> **ABOUT THIS EXERCISE**
In the data below, how many lines contain the string "phone"? Reply with the number only.

Collection entries:
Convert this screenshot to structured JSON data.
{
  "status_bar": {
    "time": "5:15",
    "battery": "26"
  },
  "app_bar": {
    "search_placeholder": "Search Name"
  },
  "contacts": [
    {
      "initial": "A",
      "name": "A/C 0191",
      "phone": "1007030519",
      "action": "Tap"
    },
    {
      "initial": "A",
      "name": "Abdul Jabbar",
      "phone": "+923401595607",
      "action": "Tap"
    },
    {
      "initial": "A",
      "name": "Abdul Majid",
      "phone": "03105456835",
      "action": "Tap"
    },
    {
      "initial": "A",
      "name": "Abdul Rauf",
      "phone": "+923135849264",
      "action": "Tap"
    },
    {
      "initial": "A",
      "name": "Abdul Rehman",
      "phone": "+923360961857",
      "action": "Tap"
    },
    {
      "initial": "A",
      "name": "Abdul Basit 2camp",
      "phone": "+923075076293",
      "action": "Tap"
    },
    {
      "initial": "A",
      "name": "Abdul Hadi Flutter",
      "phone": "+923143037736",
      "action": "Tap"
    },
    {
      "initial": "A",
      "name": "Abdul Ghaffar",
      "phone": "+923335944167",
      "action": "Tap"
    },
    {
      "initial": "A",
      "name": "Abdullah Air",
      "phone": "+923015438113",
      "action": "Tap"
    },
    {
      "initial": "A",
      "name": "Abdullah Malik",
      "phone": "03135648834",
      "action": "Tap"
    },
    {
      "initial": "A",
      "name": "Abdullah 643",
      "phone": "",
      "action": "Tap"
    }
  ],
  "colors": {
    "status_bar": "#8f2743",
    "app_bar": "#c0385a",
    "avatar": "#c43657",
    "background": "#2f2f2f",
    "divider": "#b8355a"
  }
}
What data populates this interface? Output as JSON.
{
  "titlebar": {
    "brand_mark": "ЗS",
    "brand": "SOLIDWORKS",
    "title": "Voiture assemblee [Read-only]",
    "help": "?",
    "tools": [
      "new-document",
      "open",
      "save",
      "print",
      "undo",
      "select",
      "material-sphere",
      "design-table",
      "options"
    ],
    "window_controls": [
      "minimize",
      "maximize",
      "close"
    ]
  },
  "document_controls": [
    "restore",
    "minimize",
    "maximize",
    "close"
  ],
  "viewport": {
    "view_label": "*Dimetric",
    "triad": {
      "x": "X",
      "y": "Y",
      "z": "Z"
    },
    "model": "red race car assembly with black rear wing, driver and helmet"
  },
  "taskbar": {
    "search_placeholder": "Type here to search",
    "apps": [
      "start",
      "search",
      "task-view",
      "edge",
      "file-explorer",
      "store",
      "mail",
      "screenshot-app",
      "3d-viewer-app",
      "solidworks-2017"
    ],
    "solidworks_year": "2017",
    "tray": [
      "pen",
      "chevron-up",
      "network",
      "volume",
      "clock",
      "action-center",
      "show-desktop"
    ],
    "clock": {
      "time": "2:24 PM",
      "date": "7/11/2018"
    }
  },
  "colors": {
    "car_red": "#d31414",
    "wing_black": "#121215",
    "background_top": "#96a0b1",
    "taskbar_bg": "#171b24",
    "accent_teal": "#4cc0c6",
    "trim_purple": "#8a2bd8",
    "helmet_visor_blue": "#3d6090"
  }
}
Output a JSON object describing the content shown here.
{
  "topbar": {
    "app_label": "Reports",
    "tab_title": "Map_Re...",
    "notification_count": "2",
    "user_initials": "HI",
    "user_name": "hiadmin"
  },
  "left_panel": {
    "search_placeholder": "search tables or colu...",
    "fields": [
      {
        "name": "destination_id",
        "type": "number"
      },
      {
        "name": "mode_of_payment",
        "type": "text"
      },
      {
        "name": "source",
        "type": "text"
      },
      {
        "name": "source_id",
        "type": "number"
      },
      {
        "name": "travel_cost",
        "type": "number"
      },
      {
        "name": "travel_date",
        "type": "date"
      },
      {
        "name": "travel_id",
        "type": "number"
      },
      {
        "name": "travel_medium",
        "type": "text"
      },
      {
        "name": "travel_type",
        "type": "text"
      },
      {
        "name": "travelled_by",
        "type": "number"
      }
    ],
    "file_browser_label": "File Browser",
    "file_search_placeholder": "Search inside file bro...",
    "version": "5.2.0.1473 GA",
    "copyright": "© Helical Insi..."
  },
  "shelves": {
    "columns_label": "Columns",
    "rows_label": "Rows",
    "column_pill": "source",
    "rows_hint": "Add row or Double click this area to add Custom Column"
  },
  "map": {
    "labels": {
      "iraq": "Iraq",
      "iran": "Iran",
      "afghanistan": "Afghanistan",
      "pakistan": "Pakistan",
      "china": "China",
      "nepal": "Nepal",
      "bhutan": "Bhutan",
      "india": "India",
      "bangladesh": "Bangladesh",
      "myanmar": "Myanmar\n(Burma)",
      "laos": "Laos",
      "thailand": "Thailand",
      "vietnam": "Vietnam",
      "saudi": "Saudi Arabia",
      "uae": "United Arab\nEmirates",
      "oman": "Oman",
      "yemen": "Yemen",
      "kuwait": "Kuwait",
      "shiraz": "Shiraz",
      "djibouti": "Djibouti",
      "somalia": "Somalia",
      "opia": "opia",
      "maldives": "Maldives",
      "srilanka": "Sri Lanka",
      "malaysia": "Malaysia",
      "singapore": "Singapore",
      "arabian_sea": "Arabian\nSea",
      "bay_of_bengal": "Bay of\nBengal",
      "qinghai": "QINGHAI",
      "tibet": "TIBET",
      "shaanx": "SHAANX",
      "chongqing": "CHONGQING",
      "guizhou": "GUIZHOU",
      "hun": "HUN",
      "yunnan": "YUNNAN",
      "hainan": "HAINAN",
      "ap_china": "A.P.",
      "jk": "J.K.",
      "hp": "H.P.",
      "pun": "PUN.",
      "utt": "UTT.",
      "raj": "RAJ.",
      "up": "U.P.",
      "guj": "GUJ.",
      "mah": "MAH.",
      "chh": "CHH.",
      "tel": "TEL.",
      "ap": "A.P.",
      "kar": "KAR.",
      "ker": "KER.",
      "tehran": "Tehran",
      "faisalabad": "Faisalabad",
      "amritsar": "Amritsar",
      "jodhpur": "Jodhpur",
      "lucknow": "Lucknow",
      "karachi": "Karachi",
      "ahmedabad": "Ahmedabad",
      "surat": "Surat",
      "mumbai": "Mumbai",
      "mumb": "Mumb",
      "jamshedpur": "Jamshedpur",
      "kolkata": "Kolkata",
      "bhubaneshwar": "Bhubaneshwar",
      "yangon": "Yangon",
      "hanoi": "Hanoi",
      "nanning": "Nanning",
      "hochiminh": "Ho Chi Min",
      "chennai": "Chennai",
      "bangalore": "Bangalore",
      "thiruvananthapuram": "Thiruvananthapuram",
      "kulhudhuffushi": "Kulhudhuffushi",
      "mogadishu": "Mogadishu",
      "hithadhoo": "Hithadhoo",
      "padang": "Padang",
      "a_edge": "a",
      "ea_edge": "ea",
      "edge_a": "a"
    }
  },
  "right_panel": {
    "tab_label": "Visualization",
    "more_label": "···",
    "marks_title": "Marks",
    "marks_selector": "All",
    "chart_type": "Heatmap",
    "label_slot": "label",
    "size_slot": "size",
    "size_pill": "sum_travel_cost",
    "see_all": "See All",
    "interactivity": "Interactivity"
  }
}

> **TASK ANSWER**
11